To do: Give back the entire listing that follows, exactly.

Data for this task:
▬▬▬
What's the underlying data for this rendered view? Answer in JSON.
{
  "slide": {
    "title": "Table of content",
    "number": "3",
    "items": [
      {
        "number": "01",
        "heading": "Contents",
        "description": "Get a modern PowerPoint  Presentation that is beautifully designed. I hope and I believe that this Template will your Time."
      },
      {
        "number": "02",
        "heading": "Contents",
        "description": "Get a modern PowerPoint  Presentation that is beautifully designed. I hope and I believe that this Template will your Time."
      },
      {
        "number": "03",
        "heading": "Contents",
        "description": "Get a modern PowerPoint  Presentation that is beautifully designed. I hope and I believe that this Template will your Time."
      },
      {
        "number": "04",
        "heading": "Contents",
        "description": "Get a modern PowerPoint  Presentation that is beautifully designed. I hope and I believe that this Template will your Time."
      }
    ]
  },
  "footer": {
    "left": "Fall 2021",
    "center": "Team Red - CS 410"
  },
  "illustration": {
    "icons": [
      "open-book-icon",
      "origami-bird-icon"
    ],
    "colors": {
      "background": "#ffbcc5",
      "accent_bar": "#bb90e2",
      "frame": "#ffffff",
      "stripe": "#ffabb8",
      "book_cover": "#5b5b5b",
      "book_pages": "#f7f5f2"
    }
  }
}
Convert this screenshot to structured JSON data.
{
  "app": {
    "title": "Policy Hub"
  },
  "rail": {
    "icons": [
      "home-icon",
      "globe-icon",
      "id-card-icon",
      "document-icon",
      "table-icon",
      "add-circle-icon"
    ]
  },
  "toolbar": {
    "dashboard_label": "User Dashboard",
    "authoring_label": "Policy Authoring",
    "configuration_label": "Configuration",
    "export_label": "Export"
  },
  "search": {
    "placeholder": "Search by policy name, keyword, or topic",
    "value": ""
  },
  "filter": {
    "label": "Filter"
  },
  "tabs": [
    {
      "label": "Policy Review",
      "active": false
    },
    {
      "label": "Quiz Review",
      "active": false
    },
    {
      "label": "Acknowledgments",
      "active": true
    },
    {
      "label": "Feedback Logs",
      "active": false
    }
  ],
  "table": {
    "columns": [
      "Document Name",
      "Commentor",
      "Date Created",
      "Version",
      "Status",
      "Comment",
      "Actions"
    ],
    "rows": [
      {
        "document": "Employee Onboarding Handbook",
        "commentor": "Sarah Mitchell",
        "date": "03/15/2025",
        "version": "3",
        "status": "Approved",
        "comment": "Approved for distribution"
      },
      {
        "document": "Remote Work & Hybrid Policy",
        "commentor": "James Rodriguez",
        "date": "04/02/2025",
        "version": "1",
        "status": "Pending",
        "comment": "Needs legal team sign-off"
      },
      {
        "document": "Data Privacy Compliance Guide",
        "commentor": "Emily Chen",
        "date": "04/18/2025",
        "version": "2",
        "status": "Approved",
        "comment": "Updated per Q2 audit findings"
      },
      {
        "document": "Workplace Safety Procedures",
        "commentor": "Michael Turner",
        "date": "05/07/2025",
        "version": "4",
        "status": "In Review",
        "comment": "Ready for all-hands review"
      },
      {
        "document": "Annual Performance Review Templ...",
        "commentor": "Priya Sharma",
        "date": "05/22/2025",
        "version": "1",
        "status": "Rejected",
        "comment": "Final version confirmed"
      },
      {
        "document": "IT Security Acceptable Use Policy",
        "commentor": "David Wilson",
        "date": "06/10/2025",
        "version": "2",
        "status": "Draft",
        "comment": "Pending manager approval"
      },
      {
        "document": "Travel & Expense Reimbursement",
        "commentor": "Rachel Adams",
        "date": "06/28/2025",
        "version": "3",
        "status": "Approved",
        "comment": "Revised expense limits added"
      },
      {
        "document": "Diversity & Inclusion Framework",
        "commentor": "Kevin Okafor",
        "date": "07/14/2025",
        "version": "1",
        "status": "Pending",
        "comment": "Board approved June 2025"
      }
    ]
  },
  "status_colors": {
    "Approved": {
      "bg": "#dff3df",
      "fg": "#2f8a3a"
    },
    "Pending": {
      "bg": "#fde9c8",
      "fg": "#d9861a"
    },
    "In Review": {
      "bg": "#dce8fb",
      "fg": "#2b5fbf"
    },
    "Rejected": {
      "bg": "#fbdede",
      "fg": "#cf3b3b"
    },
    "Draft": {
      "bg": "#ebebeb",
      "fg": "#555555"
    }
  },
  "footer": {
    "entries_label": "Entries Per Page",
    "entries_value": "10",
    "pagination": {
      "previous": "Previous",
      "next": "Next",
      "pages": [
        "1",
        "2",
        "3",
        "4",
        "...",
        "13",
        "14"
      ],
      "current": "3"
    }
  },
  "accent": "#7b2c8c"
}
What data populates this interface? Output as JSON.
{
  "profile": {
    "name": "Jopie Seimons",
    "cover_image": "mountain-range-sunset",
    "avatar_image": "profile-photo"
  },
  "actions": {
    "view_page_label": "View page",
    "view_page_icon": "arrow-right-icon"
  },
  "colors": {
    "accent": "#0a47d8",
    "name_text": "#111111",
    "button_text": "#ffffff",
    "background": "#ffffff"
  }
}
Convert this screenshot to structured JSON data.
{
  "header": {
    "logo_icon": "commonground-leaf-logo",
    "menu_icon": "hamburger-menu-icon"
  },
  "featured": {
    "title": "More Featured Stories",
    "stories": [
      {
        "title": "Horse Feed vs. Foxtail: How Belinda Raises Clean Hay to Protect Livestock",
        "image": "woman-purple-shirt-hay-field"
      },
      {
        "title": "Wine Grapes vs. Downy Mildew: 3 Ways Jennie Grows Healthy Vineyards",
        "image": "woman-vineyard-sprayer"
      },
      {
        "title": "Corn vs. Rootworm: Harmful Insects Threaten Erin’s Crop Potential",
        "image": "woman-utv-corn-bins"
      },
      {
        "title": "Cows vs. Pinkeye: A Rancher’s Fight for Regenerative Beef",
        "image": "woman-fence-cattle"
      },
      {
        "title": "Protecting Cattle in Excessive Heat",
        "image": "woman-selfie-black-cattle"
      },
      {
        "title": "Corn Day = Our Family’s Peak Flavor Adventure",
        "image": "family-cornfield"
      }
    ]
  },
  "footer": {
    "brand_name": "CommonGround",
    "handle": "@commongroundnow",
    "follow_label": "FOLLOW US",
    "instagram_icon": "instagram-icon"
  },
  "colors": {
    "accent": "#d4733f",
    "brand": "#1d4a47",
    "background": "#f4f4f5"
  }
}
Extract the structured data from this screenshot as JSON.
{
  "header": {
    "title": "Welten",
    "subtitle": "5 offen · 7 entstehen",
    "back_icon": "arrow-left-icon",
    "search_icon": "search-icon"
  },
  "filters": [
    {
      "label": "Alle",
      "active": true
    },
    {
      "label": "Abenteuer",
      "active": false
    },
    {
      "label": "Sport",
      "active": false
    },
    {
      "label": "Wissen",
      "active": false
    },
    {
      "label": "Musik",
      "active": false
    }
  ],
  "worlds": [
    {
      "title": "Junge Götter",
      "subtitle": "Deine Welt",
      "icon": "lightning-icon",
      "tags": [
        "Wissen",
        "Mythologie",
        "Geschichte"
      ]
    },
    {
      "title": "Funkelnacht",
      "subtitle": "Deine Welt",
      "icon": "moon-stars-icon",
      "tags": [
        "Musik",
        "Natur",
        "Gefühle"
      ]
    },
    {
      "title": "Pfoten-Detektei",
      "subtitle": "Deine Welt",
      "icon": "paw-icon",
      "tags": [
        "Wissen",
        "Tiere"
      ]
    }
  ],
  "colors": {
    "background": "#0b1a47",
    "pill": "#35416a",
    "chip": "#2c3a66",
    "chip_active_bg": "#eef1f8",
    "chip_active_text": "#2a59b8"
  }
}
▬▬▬
Answer box:
What's the underlying data for this rendered view? Answer in JSON.
{
  "slide": {
    "title": "Table of content",
    "number": "3",
    "items": [
      {
        "number": "01",
        "heading": "Contents",
        "description": "Get a modern PowerPoint  Presentation that is beautifully designed. I hope and I believe that this Template will your Time."
      },
      {
        "number": "02",
        "heading": "Contents",
        "description": "Get a modern PowerPoint  Presentation that is beautifully designed. I hope and I believe that this Template will your Time."
      },
      {
        "number": "03",
        "heading": "Contents",
        "description": "Get a modern PowerPoint  Presentation that is beautifully designed. I hope and I believe that this Template will your Time."
      },
      {
        "number": "04",
        "heading": "Contents",
        "description": "Get a modern PowerPoint  Presentation that is beautifully designed. I hope and I believe that this Template will your Time."
      }
    ]
  },
  "footer": {
    "left": "Fall 2021",
    "center": "Team Red - CS 410"
  },
  "illustration": {
    "icons": [
      "open-book-icon",
      "origami-bird-icon"
    ],
    "colors": {
      "background": "#ffbcc5",
      "accent_bar": "#bb90e2",
      "frame": "#ffffff",
      "stripe": "#ffabb8",
      "book_cover": "#5b5b5b",
      "book_pages": "#f7f5f2"
    }
  }
}
Convert this screenshot to structured JSON data.
{
  "app": {
    "title": "Policy Hub"
  },
  "rail": {
    "icons": [
      "home-icon",
      "globe-icon",
      "id-card-icon",
      "document-icon",
      "table-icon",
      "add-circle-icon"
    ]
  },
  "toolbar": {
    "dashboard_label": "User Dashboard",
    "authoring_label": "Policy Authoring",
    "configuration_label": "Configuration",
    "export_label": "Export"
  },
  "search": {
    "placeholder": "Search by policy name, keyword, or topic",
    "value": ""
  },
  "filter": {
    "label": "Filter"
  },
  "tabs": [
    {
      "label": "Policy Review",
      "active": false
    },
    {
      "label": "Quiz Review",
      "active": false
    },
    {
      "label": "Acknowledgments",
      "active": true
    },
    {
      "label": "Feedback Logs",
      "active": false
    }
  ],
  "table": {
    "columns": [
      "Document Name",
      "Commentor",
      "Date Created",
      "Version",
      "Status",
      "Comment",
      "Actions"
    ],
    "rows": [
      {
        "document": "Employee Onboarding Handbook",
        "commentor": "Sarah Mitchell",
        "date": "03/15/2025",
        "version": "3",
        "status": "Approved",
        "comment": "Approved for distribution"
      },
      {
        "document": "Remote Work & Hybrid Policy",
        "commentor": "James Rodriguez",
        "date": "04/02/2025",
        "version": "1",
        "status": "Pending",
        "comment": "Needs legal team sign-off"
      },
      {
        "document": "Data Privacy Compliance Guide",
        "commentor": "Emily Chen",
        "date": "04/18/2025",
        "version": "2",
        "status": "Approved",
        "comment": "Updated per Q2 audit findings"
      },
      {
        "document": "Workplace Safety Procedures",
        "commentor": "Michael Turner",
        "date": "05/07/2025",
        "version": "4",
        "status": "In Review",
        "comment": "Ready for all-hands review"
      },
      {
        "document": "Annual Performance Review Templ...",
        "commentor": "Priya Sharma",
        "date": "05/22/2025",
        "version": "1",
        "status": "Rejected",
        "comment": "Final version confirmed"
      },
      {
        "document": "IT Security Acceptable Use Policy",
        "commentor": "David Wilson",
        "date": "06/10/2025",
        "version": "2",
        "status": "Draft",
        "comment": "Pending manager approval"
      },
      {
        "document": "Travel & Expense Reimbursement",
        "commentor": "Rachel Adams",
        "date": "06/28/2025",
        "version": "3",
        "status": "Approved",
        "comment": "Revised expense limits added"
      },
      {
        "document": "Diversity & Inclusion Framework",
        "commentor": "Kevin Okafor",
        "date": "07/14/2025",
        "version": "1",
        "status": "Pending",
        "comment": "Board approved June 2025"
      }
    ]
  },
  "status_colors": {
    "Approved": {
      "bg": "#dff3df",
      "fg": "#2f8a3a"
    },
    "Pending": {
      "bg": "#fde9c8",
      "fg": "#d9861a"
    },
    "In Review": {
      "bg": "#dce8fb",
      "fg": "#2b5fbf"
    },
    "Rejected": {
      "bg": "#fbdede",
      "fg": "#cf3b3b"
    },
    "Draft": {
      "bg": "#ebebeb",
      "fg": "#555555"
    }
  },
  "footer": {
    "entries_label": "Entries Per Page",
    "entries_value": "10",
    "pagination": {
      "previous": "Previous",
      "next": "Next",
      "pages": [
        "1",
        "2",
        "3",
        "4",
        "...",
        "13",
        "14"
      ],
      "current": "3"
    }
  },
  "accent": "#7b2c8c"
}
What data populates this interface? Output as JSON.
{
  "profile": {
    "name": "Jopie Seimons",
    "cover_image": "mountain-range-sunset",
    "avatar_image": "profile-photo"
  },
  "actions": {
    "view_page_label": "View page",
    "view_page_icon": "arrow-right-icon"
  },
  "colors": {
    "accent": "#0a47d8",
    "name_text": "#111111",
    "button_text": "#ffffff",
    "background": "#ffffff"
  }
}
Convert this screenshot to structured JSON data.
{
  "header": {
    "logo_icon": "commonground-leaf-logo",
    "menu_icon": "hamburger-menu-icon"
  },
  "featured": {
    "title": "More Featured Stories",
    "stories": [
      {
        "title": "Horse Feed vs. Foxtail: How Belinda Raises Clean Hay to Protect Livestock",
        "image": "woman-purple-shirt-hay-field"
      },
      {
        "title": "Wine Grapes vs. Downy Mildew: 3 Ways Jennie Grows Healthy Vineyards",
        "image": "woman-vineyard-sprayer"
      },
      {
        "title": "Corn vs. Rootworm: Harmful Insects Threaten Erin’s Crop Potential",
        "image": "woman-utv-corn-bins"
      },
      {
        "title": "Cows vs. Pinkeye: A Rancher’s Fight for Regenerative Beef",
        "image": "woman-fence-cattle"
      },
      {
        "title": "Protecting Cattle in Excessive Heat",
        "image": "woman-selfie-black-cattle"
      },
      {
        "title": "Corn Day = Our Family’s Peak Flavor Adventure",
        "image": "family-cornfield"
      }
    ]
  },
  "footer": {
    "brand_name": "CommonGround",
    "handle": "@commongroundnow",
    "follow_label": "FOLLOW US",
    "instagram_icon": "instagram-icon"
  },
  "colors": {
    "accent": "#d4733f",
    "brand": "#1d4a47",
    "background": "#f4f4f5"
  }
}
Extract the structured data from this screenshot as JSON.
{
  "header": {
    "title": "Welten",
    "subtitle": "5 offen · 7 entstehen",
    "back_icon": "arrow-left-icon",
    "search_icon": "search-icon"
  },
  "filters": [
    {
      "label": "Alle",
      "active": true
    },
    {
      "label": "Abenteuer",
      "active": false
    },
    {
      "label": "Sport",
      "active": false
    },
    {
      "label": "Wissen",
      "active": false
    },
    {
      "label": "Musik",
      "active": false
    }
  ],
  "worlds": [
    {
      "title": "Junge Götter",
      "subtitle": "Deine Welt",
      "icon": "lightning-icon",
      "tags": [
        "Wissen",
        "Mythologie",
        "Geschichte"
      ]
    },
    {
      "title": "Funkelnacht",
      "subtitle": "Deine Welt",
      "icon": "moon-stars-icon",
      "tags": [
        "Musik",
        "Natur",
        "Gefühle"
      ]
    },
    {
      "title": "Pfoten-Detektei",
      "subtitle": "Deine Welt",
      "icon": "paw-icon",
      "tags": [
        "Wissen",
        "Tiere"
      ]
    }
  ],
  "colors": {
    "background": "#0b1a47",
    "pill": "#35416a",
    "chip": "#2c3a66",
    "chip_active_bg": "#eef1f8",
    "chip_active_text": "#2a59b8"
  }
}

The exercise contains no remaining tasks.